Chapter 7, "Between Hosts and Guests: Ernesto Quiñonez’s Chango’s Fire", Hospitality in American Literature and Culture, Ana Maria Manzanas Calvo, Taylor & Francis Books, 2016.
Because Place Still Matters: Mapping Puertorriqueñidad in Bodega Dreams, Irizarry, Ylce, CENTRO Journal, Spring 2015, Vol. 27, Issue 1.
Spaces and Flows In the Puerto Rican Barrio: Latero Stories, Bodega Dreams, Benito, Jesus, Revista de Estudios Norteamericanos, no 18 (2014) Seville, Spain. ISSN 1133-309X, pp. 13–33.
The postmodern ethnic condition in Ernesto Quiñónez’s Bodega Dreams" Domínguez, Barajas, Elias. Latino Studies, 2014, Volume 12, Issue 1, pg. 7–26.
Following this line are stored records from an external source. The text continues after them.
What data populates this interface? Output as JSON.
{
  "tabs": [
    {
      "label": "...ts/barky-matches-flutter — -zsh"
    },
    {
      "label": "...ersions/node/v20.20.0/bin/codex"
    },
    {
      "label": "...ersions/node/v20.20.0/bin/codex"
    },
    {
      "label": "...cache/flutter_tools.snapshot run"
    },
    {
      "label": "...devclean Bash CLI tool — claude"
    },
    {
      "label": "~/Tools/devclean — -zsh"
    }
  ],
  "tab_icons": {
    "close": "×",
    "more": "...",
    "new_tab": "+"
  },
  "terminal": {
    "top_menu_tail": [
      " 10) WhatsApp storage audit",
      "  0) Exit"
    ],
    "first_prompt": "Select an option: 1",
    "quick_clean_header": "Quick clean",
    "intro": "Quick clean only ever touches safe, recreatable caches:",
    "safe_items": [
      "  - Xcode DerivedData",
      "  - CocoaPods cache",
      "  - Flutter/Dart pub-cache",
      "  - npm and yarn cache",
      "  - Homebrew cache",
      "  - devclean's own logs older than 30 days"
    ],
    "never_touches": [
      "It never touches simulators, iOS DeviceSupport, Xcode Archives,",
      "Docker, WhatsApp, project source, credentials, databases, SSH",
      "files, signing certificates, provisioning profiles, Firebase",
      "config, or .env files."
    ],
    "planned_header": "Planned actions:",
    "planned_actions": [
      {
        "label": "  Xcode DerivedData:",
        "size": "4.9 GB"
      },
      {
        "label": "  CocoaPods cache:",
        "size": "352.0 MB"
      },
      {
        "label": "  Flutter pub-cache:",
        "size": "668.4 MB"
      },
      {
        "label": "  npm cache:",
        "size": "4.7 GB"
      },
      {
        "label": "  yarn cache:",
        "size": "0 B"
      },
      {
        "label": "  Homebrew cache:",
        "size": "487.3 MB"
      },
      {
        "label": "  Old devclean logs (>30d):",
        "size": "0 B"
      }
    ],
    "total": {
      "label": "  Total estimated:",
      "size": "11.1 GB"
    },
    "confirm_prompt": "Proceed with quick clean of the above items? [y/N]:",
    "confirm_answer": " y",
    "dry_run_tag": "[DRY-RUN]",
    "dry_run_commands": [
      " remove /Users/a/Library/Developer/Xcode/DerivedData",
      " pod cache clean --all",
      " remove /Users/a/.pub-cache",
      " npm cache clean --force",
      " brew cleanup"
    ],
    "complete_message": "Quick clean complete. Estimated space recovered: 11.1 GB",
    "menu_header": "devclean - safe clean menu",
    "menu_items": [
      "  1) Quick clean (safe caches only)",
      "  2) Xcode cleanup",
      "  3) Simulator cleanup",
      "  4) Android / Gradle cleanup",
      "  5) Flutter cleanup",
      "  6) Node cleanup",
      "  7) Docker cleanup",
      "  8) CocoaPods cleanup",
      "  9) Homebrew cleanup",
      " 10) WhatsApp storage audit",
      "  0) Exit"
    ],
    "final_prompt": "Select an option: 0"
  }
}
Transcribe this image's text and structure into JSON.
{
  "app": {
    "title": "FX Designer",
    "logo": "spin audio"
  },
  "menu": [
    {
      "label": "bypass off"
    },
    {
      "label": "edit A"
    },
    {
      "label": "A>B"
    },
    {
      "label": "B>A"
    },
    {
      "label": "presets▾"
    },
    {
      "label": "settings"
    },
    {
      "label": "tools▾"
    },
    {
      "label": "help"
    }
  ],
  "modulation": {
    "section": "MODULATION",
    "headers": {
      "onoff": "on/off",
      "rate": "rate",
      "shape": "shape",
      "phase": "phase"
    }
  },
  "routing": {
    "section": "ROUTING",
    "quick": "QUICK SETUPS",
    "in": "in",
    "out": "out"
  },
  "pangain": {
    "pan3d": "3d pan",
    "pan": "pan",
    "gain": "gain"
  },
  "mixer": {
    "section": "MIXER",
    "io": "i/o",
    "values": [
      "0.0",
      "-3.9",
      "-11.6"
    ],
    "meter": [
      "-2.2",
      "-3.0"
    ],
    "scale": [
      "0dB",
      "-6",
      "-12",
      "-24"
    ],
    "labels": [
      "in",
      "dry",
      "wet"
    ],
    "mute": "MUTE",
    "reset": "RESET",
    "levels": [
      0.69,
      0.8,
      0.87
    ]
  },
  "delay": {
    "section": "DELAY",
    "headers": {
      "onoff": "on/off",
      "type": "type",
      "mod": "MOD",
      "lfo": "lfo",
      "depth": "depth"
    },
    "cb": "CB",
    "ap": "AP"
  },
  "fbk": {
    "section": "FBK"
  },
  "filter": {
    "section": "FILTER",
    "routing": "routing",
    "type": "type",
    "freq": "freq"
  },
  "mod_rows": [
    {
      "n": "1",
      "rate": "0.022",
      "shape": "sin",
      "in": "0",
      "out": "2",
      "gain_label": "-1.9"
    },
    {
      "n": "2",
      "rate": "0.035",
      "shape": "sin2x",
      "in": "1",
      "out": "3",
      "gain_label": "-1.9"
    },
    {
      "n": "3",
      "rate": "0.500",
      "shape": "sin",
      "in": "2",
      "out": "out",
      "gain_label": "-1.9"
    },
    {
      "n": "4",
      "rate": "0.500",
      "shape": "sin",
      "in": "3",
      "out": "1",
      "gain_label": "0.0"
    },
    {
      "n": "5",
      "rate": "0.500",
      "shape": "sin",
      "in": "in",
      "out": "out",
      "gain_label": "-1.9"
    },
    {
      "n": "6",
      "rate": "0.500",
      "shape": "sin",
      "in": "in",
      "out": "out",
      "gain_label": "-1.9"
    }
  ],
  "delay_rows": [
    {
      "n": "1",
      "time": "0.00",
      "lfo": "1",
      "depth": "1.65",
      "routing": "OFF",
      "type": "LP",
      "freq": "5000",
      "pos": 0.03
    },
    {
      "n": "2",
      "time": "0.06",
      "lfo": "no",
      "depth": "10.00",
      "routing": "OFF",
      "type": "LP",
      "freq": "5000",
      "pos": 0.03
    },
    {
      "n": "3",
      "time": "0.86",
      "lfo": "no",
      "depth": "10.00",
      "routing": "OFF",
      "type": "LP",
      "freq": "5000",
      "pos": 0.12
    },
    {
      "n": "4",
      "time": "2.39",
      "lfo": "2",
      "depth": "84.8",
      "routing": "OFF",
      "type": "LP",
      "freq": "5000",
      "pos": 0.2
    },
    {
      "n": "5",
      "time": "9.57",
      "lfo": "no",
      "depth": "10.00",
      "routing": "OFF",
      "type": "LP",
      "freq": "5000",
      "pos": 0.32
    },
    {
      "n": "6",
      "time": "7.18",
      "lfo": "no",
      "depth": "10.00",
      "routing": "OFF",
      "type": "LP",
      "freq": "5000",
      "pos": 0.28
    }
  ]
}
Dreaming the Nuyorican In Ernesto Quiñonez's Bodega Dreams: Representations of Multicultural Citizenship In 21st Century Latino Literature, Flint, Holly, Bilingual Review, Vol. 31, Issue 1.
The Fire Between Them: Religion & Gentrification In Ernesto Quinonez's Chango's Fire, Mendez, Susan C., CENTRO Journal, Spring 2011, Vol.23, Issue 1.
The Politics of Gentrification in Ernesto Quinonez's Novels, Moiles, Sean. Critique; 2011, Vol. 52 Issue 1.
Chapter 7: The Poetics of Aquí: Barriocentrism in Puerto Rican Diaspora Literature from Mean Streets to Neo- Noir, Dalia, Kandiyoti, Migrant Sites, Dartmouth Press, 2010.
Reimagining the Ethnic Enclave: Gentrification, Rooted Cosmopolitanism, and Ernesto Quiñonez’s Chango’s Fire, Dwyer, June, MELUS, Volume 34, Number 2, 2009.
On Bodega Dreams, Marwell, P. Nicole P., Sociological Forum, Volume 24, Issue 2, June 2009.
Chapter 7: Literary Tropicalizations of the Barrio: Ernesto Quiñonez's Bodega Dreams and Ed Vega's Mendoza's Dreams, Antonia Dominguez Miguela, Writiing Off the Hyphen: New Perspectives on the Literature of the Puerto Rican Diaspora, Editors, Jose L. Torres-Padilla, Carmen Haydee Rivera, University of Washington Press, 2008.
Chapter 13: Getting There and Back: The Road, the Journey, and Home in Nuyorican Diaspora Literature, Solimar Otero,Writiing Off the Hyphen: New Perspectives on the Literature of the Puerto Rican Diaspora, Editors, Jose L. Torres-Padilla, Carmen Haydee Rivera, University of Washington Press, 2008.
Ernesto Quiñonez’s Fiction Seen As A Picaresque Narrative, Ignacio Rodeño Iturriaga, CENTRO Journal, Volume: 20, Issue: 2, Fall 2008.
Barrio, Bodega, and Botanica Aesthetics: The Layered Traditions of the Latino Imaginary, Solimar Otero, Atlantic Studies, October 2007.
Chapter 2: The Meaning of Consuelo and Chango’s Fire, Profane & Sacred: Latino/a American Writers Reveal the Interplay of the Secular and the Religious, Bridget A. Kevane, Rowman & Littlefield Publishers, Inc. 2007.
Chapter 2: Mercado Dreams: The End(s) of Sixties Nostalgia in Comptemporary Ghetto Fiction, The Latino/a Canon and the Emergence of Post-Sixties Literature, Elena Machado Saez, Palgrave Macmillan, 2007.
Chapter 8: The Fiction of Ernesto Quiñonez, Latino literature in America, Bridget A. Kevane, Greenwood Publishing Group, 2003.
When Willie Met Gatsby: The Critical Implications of Ernesto Quiñonez's Bodega Dreams, Dwyer June, LIT: Literature, Interpretation, Theory 14.2, Fall 2003.
Perchance to Dream: The Great Gatsby, Willie Bodega, and Other Related Topics." Jose L. Torres-Padilla. Latino(a) Research Review, 5.2&3 (2002-2003): 157-59.